== Exercise ==
The answer must consist of every line from the entries below that contains the word "image".

== Record excerpts ==
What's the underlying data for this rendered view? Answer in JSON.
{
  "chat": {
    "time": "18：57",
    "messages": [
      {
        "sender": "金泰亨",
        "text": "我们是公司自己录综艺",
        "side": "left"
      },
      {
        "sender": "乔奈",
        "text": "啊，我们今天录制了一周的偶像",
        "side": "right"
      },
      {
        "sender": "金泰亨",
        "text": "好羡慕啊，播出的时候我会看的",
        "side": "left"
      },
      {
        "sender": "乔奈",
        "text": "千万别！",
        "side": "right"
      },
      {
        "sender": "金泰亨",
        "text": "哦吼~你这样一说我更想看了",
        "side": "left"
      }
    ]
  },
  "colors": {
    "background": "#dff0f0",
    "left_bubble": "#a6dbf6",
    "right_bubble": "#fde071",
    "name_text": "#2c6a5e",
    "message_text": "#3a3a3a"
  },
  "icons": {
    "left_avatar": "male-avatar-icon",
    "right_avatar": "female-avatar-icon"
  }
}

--

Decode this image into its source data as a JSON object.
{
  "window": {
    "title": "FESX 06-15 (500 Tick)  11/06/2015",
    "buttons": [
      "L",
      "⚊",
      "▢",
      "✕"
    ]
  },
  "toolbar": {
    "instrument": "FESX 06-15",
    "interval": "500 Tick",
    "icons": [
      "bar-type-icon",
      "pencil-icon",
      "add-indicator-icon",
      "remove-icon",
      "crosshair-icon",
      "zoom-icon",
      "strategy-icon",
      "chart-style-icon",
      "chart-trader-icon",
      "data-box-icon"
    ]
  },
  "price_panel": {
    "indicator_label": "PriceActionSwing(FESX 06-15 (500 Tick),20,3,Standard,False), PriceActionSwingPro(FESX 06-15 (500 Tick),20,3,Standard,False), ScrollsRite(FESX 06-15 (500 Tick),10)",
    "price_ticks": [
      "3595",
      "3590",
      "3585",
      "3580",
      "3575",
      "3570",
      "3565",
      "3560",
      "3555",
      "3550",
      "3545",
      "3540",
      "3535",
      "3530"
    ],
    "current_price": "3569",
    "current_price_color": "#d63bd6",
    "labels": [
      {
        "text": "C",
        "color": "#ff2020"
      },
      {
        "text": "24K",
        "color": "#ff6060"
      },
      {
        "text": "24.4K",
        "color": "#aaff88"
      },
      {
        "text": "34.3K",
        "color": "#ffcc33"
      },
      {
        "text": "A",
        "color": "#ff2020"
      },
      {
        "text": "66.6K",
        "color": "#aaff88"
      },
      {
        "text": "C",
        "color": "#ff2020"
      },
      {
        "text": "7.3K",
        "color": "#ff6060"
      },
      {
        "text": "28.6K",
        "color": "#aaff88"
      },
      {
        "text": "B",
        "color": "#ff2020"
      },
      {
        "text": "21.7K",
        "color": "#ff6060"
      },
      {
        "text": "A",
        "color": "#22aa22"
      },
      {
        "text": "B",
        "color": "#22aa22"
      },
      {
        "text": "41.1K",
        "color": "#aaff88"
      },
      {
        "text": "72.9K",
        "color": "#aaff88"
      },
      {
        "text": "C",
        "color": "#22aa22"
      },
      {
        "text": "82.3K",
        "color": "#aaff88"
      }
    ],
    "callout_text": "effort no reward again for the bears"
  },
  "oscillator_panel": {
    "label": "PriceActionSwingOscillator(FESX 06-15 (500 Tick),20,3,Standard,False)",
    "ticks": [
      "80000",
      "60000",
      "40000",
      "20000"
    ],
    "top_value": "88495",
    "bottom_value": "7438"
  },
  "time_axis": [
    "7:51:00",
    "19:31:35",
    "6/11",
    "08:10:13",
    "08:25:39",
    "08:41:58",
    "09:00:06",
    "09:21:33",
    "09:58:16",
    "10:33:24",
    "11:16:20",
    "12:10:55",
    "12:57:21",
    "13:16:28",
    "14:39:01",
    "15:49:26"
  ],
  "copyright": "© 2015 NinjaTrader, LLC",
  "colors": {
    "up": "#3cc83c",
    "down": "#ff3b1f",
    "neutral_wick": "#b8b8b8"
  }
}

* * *

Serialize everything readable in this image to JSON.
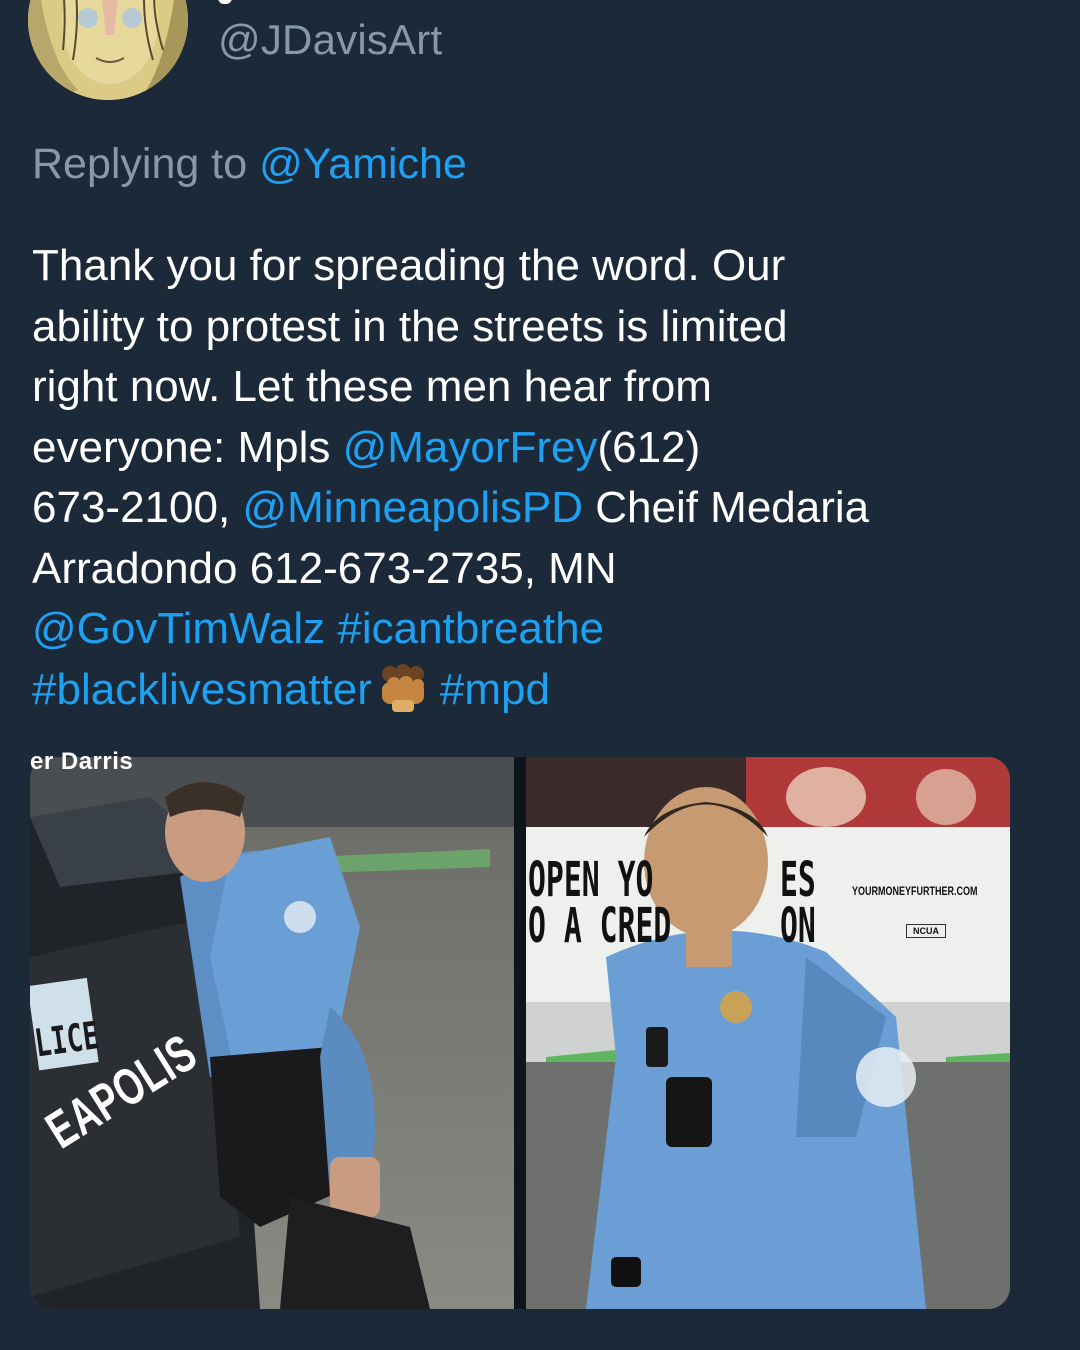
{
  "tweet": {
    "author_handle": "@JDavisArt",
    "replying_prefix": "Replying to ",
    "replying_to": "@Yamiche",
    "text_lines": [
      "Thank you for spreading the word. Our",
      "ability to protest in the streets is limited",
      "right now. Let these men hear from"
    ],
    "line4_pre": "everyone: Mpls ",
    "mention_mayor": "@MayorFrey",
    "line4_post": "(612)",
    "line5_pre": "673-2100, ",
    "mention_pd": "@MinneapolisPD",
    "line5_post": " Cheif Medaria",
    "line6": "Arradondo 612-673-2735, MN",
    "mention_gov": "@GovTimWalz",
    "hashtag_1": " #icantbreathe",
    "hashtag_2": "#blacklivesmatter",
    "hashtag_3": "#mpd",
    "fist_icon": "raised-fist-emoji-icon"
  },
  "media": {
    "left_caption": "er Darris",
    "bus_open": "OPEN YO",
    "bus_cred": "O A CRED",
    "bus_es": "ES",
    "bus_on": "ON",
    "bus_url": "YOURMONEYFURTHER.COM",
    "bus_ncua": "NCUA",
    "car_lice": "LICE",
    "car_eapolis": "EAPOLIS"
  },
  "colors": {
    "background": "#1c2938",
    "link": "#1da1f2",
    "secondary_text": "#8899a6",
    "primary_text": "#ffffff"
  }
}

== Solved exercise ==
Decode this image into its source data as a JSON object.
Serialize everything readable in this image to JSON.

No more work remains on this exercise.